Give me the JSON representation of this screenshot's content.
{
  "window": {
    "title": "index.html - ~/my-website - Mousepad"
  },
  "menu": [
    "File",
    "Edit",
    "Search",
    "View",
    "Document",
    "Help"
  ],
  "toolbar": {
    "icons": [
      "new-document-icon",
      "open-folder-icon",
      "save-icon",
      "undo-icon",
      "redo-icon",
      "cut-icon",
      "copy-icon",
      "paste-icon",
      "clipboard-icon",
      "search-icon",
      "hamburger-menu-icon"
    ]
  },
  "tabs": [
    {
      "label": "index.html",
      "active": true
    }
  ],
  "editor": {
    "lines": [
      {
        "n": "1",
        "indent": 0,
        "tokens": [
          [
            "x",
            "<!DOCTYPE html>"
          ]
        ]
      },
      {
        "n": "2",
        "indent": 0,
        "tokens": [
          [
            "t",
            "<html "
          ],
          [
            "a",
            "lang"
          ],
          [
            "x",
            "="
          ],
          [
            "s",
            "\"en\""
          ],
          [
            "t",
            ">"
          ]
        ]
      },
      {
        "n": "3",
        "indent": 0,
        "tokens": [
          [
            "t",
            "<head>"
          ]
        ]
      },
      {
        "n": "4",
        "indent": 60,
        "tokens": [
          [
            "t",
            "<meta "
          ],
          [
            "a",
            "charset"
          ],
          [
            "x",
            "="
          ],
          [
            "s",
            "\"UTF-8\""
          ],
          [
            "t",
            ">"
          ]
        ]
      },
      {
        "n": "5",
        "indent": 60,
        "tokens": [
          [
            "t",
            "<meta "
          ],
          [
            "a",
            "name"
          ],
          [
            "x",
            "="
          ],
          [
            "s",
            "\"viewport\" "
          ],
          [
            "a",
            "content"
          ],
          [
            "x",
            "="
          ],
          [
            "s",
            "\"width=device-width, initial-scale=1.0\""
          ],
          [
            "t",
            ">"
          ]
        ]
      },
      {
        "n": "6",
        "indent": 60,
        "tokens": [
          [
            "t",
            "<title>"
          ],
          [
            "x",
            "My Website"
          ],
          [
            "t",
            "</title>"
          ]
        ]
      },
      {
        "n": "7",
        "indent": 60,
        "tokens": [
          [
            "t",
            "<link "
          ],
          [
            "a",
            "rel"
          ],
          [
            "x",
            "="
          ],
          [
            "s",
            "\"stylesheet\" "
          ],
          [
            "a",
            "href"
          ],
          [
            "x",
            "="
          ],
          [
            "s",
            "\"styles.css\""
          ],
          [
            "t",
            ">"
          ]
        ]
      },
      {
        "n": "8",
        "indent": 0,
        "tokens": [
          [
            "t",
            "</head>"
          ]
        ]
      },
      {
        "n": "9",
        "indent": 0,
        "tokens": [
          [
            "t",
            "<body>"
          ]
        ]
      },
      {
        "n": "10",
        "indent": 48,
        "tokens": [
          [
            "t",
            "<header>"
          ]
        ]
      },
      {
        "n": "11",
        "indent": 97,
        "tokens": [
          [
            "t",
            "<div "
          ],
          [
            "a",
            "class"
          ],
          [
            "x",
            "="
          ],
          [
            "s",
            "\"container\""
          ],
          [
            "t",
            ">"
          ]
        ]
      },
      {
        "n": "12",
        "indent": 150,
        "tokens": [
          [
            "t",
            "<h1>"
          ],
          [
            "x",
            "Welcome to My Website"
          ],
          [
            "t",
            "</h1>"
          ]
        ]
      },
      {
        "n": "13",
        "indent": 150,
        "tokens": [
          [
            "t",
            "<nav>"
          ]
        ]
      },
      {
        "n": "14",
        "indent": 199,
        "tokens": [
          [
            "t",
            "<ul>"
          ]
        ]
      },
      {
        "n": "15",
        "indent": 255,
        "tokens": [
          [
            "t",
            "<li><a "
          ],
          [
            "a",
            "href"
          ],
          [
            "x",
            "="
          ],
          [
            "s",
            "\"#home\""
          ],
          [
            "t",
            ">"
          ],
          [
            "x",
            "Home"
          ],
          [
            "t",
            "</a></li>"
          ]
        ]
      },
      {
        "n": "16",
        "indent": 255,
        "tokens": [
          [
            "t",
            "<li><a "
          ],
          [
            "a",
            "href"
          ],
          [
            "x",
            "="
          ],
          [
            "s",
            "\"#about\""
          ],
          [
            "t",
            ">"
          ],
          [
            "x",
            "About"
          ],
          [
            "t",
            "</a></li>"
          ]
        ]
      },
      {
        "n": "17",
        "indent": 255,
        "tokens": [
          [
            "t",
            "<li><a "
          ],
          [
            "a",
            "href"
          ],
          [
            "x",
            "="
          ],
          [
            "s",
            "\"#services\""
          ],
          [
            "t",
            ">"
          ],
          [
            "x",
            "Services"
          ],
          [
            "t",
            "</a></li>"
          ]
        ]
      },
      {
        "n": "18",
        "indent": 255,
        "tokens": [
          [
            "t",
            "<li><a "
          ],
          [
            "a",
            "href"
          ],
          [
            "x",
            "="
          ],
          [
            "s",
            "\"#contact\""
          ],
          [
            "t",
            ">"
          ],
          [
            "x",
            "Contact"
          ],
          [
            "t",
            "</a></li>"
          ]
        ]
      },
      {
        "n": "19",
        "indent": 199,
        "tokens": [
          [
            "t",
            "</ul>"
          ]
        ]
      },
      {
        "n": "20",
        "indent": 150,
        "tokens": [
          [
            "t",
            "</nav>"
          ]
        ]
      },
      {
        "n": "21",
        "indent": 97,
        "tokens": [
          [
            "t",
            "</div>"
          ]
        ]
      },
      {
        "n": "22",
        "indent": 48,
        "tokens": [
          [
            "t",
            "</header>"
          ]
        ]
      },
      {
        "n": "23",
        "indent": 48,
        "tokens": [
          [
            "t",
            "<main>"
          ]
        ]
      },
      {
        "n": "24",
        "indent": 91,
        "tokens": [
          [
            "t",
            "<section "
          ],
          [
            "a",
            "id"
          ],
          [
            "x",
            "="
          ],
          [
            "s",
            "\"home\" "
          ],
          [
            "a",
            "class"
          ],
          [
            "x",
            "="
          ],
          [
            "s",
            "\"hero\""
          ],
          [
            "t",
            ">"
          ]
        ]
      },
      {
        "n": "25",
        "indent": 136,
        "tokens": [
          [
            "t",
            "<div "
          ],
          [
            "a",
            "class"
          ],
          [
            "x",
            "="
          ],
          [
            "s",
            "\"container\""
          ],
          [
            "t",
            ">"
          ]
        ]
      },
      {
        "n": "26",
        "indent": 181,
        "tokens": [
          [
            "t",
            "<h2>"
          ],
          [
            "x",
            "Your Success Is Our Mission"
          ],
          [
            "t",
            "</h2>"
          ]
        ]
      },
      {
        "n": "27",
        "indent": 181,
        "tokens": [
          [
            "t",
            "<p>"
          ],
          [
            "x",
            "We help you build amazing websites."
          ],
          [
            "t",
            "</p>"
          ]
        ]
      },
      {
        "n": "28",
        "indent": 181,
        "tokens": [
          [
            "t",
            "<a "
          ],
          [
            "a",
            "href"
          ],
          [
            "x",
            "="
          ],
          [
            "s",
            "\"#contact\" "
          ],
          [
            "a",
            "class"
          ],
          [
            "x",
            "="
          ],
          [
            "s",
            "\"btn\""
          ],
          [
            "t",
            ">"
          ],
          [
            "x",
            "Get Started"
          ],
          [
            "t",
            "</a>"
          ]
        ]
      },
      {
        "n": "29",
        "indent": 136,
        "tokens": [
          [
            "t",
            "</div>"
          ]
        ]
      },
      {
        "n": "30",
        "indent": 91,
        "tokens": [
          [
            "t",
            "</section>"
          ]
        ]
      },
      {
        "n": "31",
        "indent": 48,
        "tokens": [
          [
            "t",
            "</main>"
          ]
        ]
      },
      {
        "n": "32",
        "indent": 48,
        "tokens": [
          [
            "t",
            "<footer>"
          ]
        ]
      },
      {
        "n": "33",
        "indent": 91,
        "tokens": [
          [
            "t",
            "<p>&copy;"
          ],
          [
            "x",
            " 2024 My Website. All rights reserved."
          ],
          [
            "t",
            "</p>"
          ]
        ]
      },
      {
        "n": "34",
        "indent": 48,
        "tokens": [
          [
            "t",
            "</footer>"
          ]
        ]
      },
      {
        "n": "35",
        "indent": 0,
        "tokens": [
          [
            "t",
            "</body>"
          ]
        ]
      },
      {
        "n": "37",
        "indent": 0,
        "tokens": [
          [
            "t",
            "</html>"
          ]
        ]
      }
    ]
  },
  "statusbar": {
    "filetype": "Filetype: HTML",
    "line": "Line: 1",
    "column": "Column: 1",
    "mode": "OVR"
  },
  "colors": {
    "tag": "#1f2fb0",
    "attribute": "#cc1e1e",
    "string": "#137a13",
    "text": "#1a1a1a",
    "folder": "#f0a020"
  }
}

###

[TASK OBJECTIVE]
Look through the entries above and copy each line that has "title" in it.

[ANSWER SPACE]
    "title": "index.html - ~/my-website - Mousepad"
            "<title>"
            "</title>"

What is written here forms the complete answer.